Most men are back at work within a few days of having a vasectomy, but full recovery does take a little longer than a few days. In the weeks following a vasectomy some extra personal care and attention to hygiene will be necessary. The following tips will assist your recovery and ensure that your life gets back to normal as quickly as possible.
Get Some Rest
Vasectomy recovery starts with plenty of rest. For the first two or three days following surgery you should be spending your time resting. You should certainly avoid any strenuous activity, heavy lifting or carrying. If possible, try lying down with your feet slightly raised.
Personal hygiene is an important part of recovery. The risk of infection is highest in the first few days, but you can reduce the risk by keeping your genital area as clean and as dry as possible.
Do not attempt to take a shower or a bath for at least 24 hours after surgery.

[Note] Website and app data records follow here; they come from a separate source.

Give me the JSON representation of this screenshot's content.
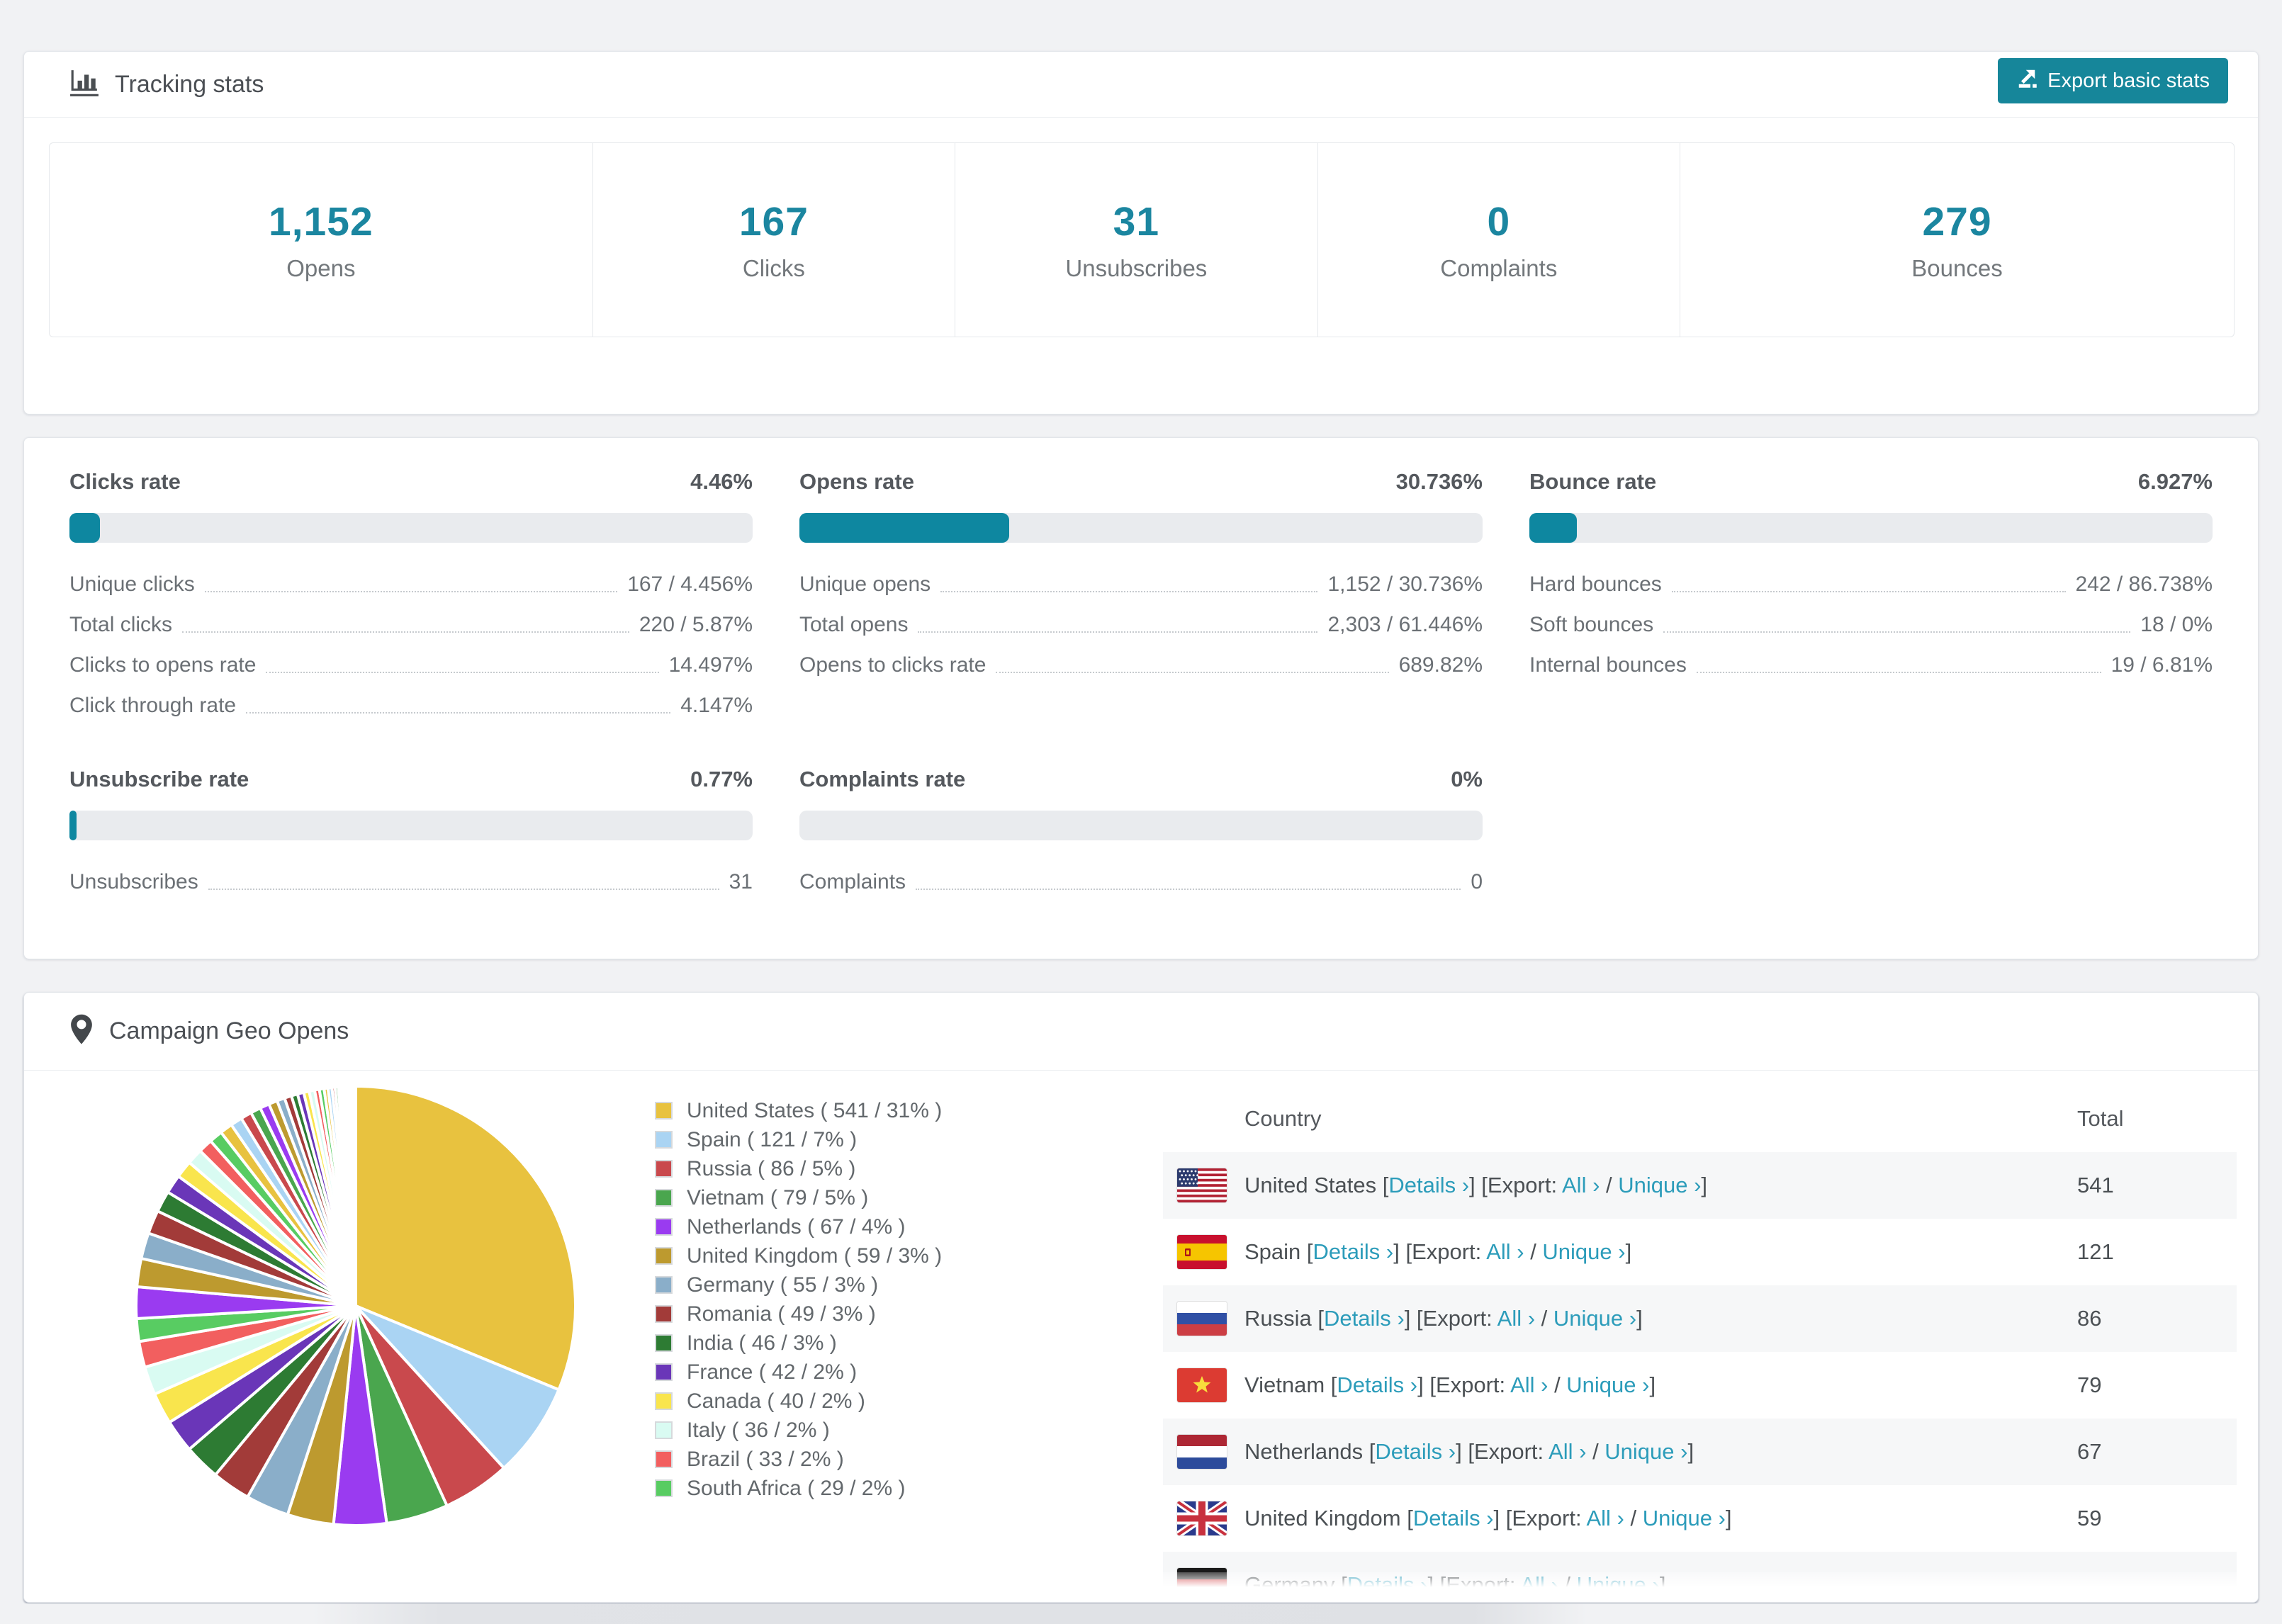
{
  "colors": {
    "accent": "#1b86a0",
    "accent_button": "#16869a",
    "bar_fill": "#0e87a0",
    "link": "#2c9cba"
  },
  "tracking": {
    "title": "Tracking stats",
    "export_button": "Export basic stats",
    "stats": [
      {
        "value": "1,152",
        "label": "Opens"
      },
      {
        "value": "167",
        "label": "Clicks"
      },
      {
        "value": "31",
        "label": "Unsubscribes"
      },
      {
        "value": "0",
        "label": "Complaints"
      },
      {
        "value": "279",
        "label": "Bounces"
      }
    ]
  },
  "rates": [
    {
      "title": "Clicks rate",
      "value": "4.46%",
      "bar_pct": 4.46,
      "rows": [
        {
          "label": "Unique clicks",
          "value": "167 / 4.456%"
        },
        {
          "label": "Total clicks",
          "value": "220 / 5.87%"
        },
        {
          "label": "Clicks to opens rate",
          "value": "14.497%"
        },
        {
          "label": "Click through rate",
          "value": "4.147%"
        }
      ]
    },
    {
      "title": "Opens rate",
      "value": "30.736%",
      "bar_pct": 30.736,
      "rows": [
        {
          "label": "Unique opens",
          "value": "1,152 / 30.736%"
        },
        {
          "label": "Total opens",
          "value": "2,303 / 61.446%"
        },
        {
          "label": "Opens to clicks rate",
          "value": "689.82%"
        }
      ]
    },
    {
      "title": "Bounce rate",
      "value": "6.927%",
      "bar_pct": 6.927,
      "rows": [
        {
          "label": "Hard bounces",
          "value": "242 / 86.738%"
        },
        {
          "label": "Soft bounces",
          "value": "18 / 0%"
        },
        {
          "label": "Internal bounces",
          "value": "19 / 6.81%"
        }
      ]
    },
    {
      "title": "Unsubscribe rate",
      "value": "0.77%",
      "bar_pct": 0.77,
      "rows": [
        {
          "label": "Unsubscribes",
          "value": "31"
        }
      ]
    },
    {
      "title": "Complaints rate",
      "value": "0%",
      "bar_pct": 0,
      "rows": [
        {
          "label": "Complaints",
          "value": "0"
        }
      ]
    }
  ],
  "geo": {
    "title": "Campaign Geo Opens",
    "table": {
      "headers": [
        "Country",
        "Total"
      ],
      "link_labels": {
        "details": "Details ›",
        "export_prefix": "Export:",
        "all": "All ›",
        "separator": "/",
        "unique": "Unique ›"
      },
      "rows": [
        {
          "country": "United States",
          "flag": "us",
          "total": "541"
        },
        {
          "country": "Spain",
          "flag": "es",
          "total": "121"
        },
        {
          "country": "Russia",
          "flag": "ru",
          "total": "86"
        },
        {
          "country": "Vietnam",
          "flag": "vn",
          "total": "79"
        },
        {
          "country": "Netherlands",
          "flag": "nl",
          "total": "67"
        },
        {
          "country": "United Kingdom",
          "flag": "gb",
          "total": "59"
        }
      ],
      "partial_row": {
        "country": "Germany",
        "flag": "de"
      }
    }
  },
  "chart_data": {
    "type": "pie",
    "title": "Campaign Geo Opens",
    "legend_position": "right",
    "series": [
      {
        "name": "United States",
        "value": 541,
        "pct": 31
      },
      {
        "name": "Spain",
        "value": 121,
        "pct": 7
      },
      {
        "name": "Russia",
        "value": 86,
        "pct": 5
      },
      {
        "name": "Vietnam",
        "value": 79,
        "pct": 5
      },
      {
        "name": "Netherlands",
        "value": 67,
        "pct": 4
      },
      {
        "name": "United Kingdom",
        "value": 59,
        "pct": 3
      },
      {
        "name": "Germany",
        "value": 55,
        "pct": 3
      },
      {
        "name": "Romania",
        "value": 49,
        "pct": 3
      },
      {
        "name": "India",
        "value": 46,
        "pct": 3
      },
      {
        "name": "France",
        "value": 42,
        "pct": 2
      },
      {
        "name": "Canada",
        "value": 40,
        "pct": 2
      },
      {
        "name": "Italy",
        "value": 36,
        "pct": 2
      },
      {
        "name": "Brazil",
        "value": 33,
        "pct": 2
      },
      {
        "name": "South Africa",
        "value": 29,
        "pct": 2
      }
    ],
    "other_unlabeled_slices": [
      40,
      36,
      33,
      30,
      27,
      24,
      22,
      20,
      18,
      17,
      16,
      15,
      14,
      13,
      12,
      11,
      10,
      9,
      8,
      8,
      7,
      7,
      6,
      6,
      5,
      5,
      4,
      4,
      3,
      3,
      3,
      2,
      2,
      2,
      2,
      1,
      1,
      1,
      1,
      1
    ],
    "palette": [
      "#e8c23f",
      "#aad4f3",
      "#c9494d",
      "#4aa64e",
      "#9a3bf0",
      "#bd9a2f",
      "#8aaec9",
      "#a23b39",
      "#2d7b33",
      "#6a36b8",
      "#f9e54d",
      "#d9fbf2",
      "#f25f5f",
      "#58cc62"
    ]
  }
}
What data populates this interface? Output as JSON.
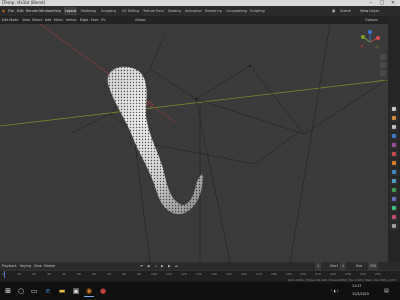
{
  "window": {
    "title": "[Temp: sfx1bt (Blend)"
  },
  "menu": [
    "File",
    "Edit",
    "Render",
    "Window",
    "Help"
  ],
  "workspaces": [
    "Layout",
    "Modeling",
    "Sculpting",
    "UV Editing",
    "Texture Paint",
    "Shading",
    "Animation",
    "Rendering",
    "Compositing",
    "Scripting"
  ],
  "active_workspace": "Layout",
  "scene": {
    "label": "Scene",
    "layer": "View Layer"
  },
  "viewport_header": {
    "mode": "Edit Mode",
    "view": "View",
    "select": "Select",
    "add": "Add",
    "mesh": "Mesh",
    "vertex": "Vertex",
    "edge": "Edge",
    "face": "Face",
    "uv": "UV",
    "transform_orientation": "Global",
    "overlays": "Options"
  },
  "timeline": {
    "playback": "Playback",
    "keying": "Keying",
    "view": "View",
    "marker": "Marker",
    "current_frame": "1",
    "start_label": "Start",
    "start": "1",
    "end_label": "End",
    "end": "250"
  },
  "ruler_ticks": [
    "0",
    "10",
    "20",
    "30",
    "40",
    "50",
    "60",
    "70",
    "80",
    "90",
    "100",
    "110",
    "120",
    "130",
    "140",
    "150",
    "160",
    "170",
    "180",
    "190",
    "200",
    "210",
    "220",
    "230",
    "240",
    "250"
  ],
  "status": {
    "text": "Verts 0/961 | Edges 0/1,920 | Faces 0/960 | Tris 1,920 | Mem: 42.1 MB | v2.81"
  },
  "taskbar": {
    "time": "11:47",
    "date": "12/3/2019"
  },
  "colors": {
    "x_axis": "#8c3a3a",
    "y_axis": "#7b8c2d",
    "accent": "#e07b1f"
  }
}
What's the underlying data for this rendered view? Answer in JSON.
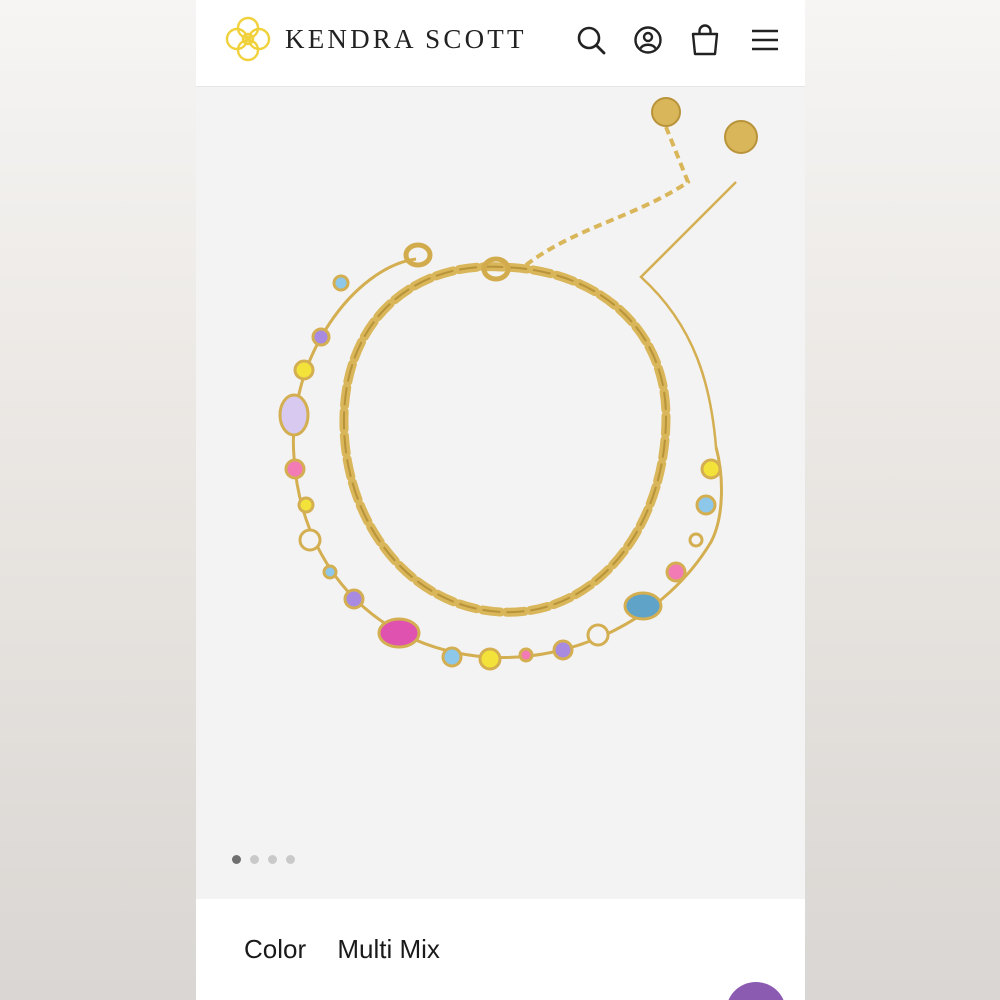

It is safe to start showering or have a bath after 48 hours, provided you pay careful attention to drying your genitals gently and completely.
During your recovery you should make sure that each day you wear clean underwear.
It’s normal to experience slight swelling and bruising of the scrotum after vasectomy surgery. This may cause you some discomfort initially, or it can be painful. An ice pack will help reduce swelling, and you should avoid taking aspirin or ibuprofen in the first 48 hours. Those painkillers may actually increase bruising or bleeding around the incision.
If the pain is persistent, then try placing an ice pack on the scrotum to ease any discomfort.
You will be advised by your doctor to wear close fitting underwear that provides some support for your scrotum. Wearing a jockstrap or an athletic supporter for a week or two will play an important part in your recovery.
Discomfort will be considerably reduced by wearing supportive underwear all day, and also at night.
You may also experience a feeling of fullness inside your testicles. This is quite normal and should not last long. You should see your doctor if this sensation continues for more than a few weeks.
Try to wait at least a week after surgery before you start having sex. When you are ready for sex, there will still be some sperm present inside your vas deferens and your semen is not going to be completely clear of sperm until you have had at least twenty ejaculations. Contraception will therefore be necessary until tests show that your semen is clear.
Don’t be alarmed by the sight of a little blood in your semen. This is quite normal for the first few ejaculations after a vasectomy.
Wait For Your Semen Test Results
You can only be sure that there is no risk of pregnancy after you have had your semen tested and when results show no sign of sperm being present.
A semen test should be taken at least two months after the vasectomy. A second test might be necessary later on, if the first test does not show a complete absence of sperm.
Once the tests have been finalized, and the doctor is satisfied with the success of your vasectomy, you will know that you have done everything right and your recovery is complete.